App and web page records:
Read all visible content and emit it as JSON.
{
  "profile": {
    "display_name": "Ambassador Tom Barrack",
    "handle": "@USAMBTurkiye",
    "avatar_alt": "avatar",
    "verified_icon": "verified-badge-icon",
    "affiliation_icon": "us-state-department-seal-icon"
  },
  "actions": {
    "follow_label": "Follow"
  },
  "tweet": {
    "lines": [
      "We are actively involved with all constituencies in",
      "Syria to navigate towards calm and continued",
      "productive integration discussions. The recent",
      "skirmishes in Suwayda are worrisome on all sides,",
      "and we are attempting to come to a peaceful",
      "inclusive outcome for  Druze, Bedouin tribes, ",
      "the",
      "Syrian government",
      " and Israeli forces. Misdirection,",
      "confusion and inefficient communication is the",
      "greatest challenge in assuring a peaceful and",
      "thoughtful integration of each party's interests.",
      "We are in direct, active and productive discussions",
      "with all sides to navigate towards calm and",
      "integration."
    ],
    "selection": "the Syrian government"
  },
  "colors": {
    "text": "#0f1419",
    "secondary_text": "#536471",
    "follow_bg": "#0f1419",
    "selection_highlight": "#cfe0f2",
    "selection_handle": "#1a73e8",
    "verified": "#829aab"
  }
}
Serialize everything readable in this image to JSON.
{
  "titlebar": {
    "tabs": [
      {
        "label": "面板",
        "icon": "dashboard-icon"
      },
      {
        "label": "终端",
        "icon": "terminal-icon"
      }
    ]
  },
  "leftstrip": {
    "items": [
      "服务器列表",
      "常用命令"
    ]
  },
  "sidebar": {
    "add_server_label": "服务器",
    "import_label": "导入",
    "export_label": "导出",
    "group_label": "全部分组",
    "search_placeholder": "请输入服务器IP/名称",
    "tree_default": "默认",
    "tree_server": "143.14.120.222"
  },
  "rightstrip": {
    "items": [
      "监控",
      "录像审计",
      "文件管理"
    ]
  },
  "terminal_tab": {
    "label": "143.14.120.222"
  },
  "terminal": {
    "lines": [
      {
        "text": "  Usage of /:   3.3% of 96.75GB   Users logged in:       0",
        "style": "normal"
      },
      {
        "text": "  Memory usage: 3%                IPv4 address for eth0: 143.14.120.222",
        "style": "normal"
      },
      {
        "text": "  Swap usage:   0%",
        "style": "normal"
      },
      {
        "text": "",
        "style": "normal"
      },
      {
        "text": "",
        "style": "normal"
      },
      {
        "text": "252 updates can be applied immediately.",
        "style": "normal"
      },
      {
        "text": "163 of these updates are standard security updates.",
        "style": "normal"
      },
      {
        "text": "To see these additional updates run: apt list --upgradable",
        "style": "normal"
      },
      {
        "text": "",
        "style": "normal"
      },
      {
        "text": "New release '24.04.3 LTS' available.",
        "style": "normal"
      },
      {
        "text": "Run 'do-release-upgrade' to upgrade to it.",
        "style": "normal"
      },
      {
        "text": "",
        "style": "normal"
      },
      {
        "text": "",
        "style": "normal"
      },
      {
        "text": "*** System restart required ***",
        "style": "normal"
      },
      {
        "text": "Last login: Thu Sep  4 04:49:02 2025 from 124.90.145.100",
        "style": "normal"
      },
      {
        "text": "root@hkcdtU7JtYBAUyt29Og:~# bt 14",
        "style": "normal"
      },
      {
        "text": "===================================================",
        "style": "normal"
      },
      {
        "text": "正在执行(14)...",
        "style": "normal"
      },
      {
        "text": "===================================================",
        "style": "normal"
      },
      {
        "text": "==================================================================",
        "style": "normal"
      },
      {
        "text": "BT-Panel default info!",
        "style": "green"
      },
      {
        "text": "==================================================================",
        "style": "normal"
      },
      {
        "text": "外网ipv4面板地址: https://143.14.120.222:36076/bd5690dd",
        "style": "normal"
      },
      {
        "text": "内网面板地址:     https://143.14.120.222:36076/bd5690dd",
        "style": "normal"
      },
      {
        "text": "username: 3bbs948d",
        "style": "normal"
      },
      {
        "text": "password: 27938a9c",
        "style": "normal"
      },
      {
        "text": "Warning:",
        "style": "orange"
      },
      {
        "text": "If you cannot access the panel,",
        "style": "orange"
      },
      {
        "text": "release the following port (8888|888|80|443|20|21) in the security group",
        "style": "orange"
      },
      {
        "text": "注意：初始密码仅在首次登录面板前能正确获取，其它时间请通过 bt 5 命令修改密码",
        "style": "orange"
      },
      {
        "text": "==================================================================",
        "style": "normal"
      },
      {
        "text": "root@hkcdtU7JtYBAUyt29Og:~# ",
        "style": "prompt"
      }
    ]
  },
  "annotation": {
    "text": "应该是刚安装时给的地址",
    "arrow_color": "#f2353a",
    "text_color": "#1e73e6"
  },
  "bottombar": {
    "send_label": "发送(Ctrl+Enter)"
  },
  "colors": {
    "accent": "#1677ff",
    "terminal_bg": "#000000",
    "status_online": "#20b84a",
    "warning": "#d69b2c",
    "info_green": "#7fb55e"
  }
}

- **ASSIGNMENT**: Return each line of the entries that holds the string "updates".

- **REPLY**:
        "text": "252 updates can be applied immediately.",
        "text": "163 of these updates are standard security updates.",
        "text": "To see these additional updates run: apt list --upgradable",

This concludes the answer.